This is a continuation of my report on the experience of launching a second novel. If you missed the first part, no worries! You can read it here. To recap:
Everyone loves a debut. A new star bursts on the scene, with a world of possibilities still ahead. A friend publishes her first book and has her dream come true. The second book? Not so much.
I’d heard about the “sophomore slump”—the letdown and lack of media interest in a second novel. I’d also heard that a second book is easier because the process isn’t so unknown; experience can bring clarity, confidence, and manageable emotions.
Both descriptions of the sophomore novel made sense to me. Since I was about to launch my own second book, I was curious to know what others had to say—writers who had “gone before me” and could reflect back on what it was like. I reached out to authors I knew whose second books had come out fairly recently and asked three questions:
- How was the second book different for you, externally? That is, did you approach it differently in terms of promotion, strategy, finances, and so on?
- How was it different for you, internally? That is, were there differences in your expectations, attitude, emotions, personal experience?
- Were there ways in which the two experiences were similar?
I ended up talking with twenty people, representing a wide spectrum of publishing paths. Because I collected so much data, it made sense to share it over two posts. Last month’s post focused on the first question—how the authors’ external choices and experiences differed in the second book—that is, how they focused their time and spent their money, what they did themselves and what they outsourced.
Today’s post focuses on the second question—what it felt like, internally.
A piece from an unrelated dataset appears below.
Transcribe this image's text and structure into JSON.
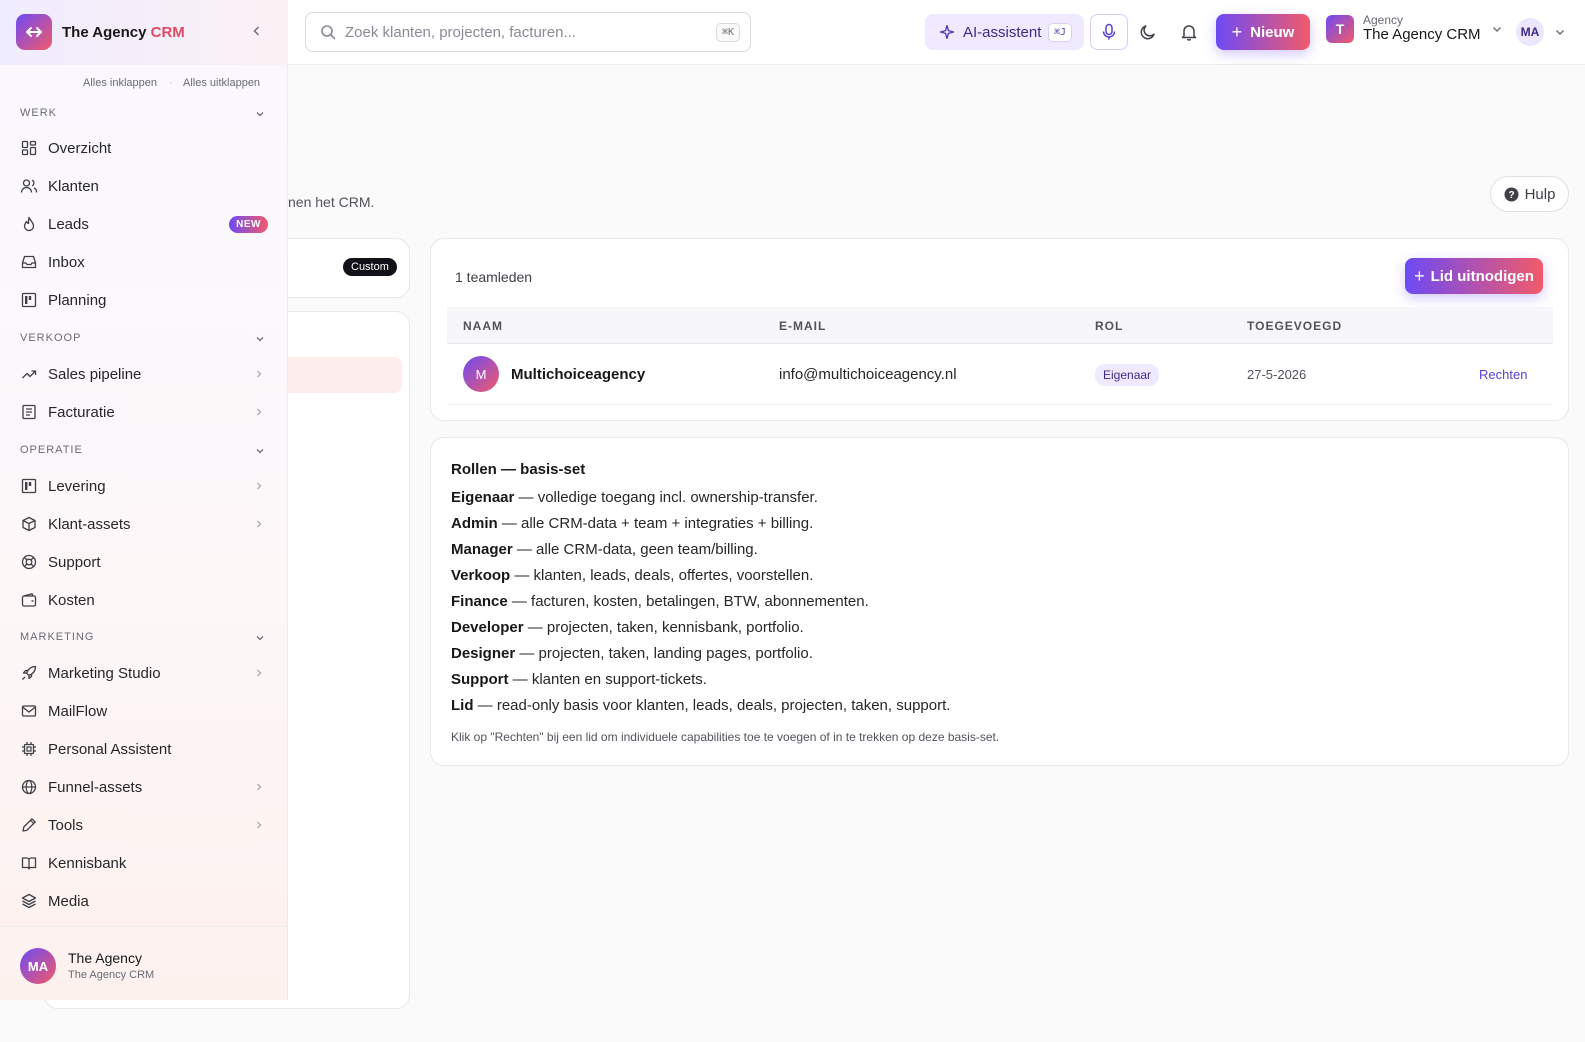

Here is what these twenty people had to say about what it was like the second time around: differences in self-confidence, self-care, expectations, fear of disappointment, and other aspects of the emotional experience. [Read more…]